_Task to complete:_ Could you please return each line of the data that has the word "JSON"?
Records provided: Begin
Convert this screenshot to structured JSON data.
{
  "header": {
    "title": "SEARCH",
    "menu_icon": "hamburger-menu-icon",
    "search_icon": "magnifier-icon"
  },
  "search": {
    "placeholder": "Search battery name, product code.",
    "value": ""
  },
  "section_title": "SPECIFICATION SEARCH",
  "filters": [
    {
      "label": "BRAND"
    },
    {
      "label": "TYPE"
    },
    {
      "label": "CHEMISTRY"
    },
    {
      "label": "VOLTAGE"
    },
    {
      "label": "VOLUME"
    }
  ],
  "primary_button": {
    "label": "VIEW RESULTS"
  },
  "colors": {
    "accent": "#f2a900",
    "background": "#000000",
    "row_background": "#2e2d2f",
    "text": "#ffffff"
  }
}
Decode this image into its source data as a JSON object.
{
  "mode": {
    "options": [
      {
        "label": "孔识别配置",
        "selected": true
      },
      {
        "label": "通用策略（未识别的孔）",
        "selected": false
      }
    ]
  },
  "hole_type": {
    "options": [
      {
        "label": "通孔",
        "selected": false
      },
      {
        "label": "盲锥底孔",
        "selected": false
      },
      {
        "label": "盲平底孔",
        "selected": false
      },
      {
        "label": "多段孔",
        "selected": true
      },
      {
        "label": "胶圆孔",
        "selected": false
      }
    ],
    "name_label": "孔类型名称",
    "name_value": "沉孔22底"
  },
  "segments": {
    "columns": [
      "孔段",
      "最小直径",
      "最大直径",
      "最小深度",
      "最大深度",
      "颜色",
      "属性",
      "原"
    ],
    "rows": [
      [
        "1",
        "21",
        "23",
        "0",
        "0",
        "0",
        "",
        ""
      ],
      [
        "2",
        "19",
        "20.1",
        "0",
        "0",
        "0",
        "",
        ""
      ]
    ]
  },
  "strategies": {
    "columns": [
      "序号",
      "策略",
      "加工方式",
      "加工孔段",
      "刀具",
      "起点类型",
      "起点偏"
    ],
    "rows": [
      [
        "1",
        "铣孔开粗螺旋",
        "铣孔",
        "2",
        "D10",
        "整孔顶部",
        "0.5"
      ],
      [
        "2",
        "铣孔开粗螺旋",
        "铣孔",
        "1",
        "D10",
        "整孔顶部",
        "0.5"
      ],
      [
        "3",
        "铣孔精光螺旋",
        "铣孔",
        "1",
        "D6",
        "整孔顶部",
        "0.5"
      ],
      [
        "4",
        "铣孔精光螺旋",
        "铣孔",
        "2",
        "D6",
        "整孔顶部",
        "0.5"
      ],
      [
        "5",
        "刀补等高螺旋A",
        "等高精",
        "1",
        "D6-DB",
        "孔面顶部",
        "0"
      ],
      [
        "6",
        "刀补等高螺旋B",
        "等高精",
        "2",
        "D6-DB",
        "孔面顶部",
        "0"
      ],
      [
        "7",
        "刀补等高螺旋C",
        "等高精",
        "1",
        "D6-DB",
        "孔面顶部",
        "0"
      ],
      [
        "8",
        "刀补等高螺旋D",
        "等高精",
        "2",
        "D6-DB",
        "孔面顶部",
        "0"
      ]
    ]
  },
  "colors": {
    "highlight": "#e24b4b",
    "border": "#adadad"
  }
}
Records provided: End
_Answer to this task:_
Convert this screenshot to structured JSON data.
Decode this image into its source data as a JSON object.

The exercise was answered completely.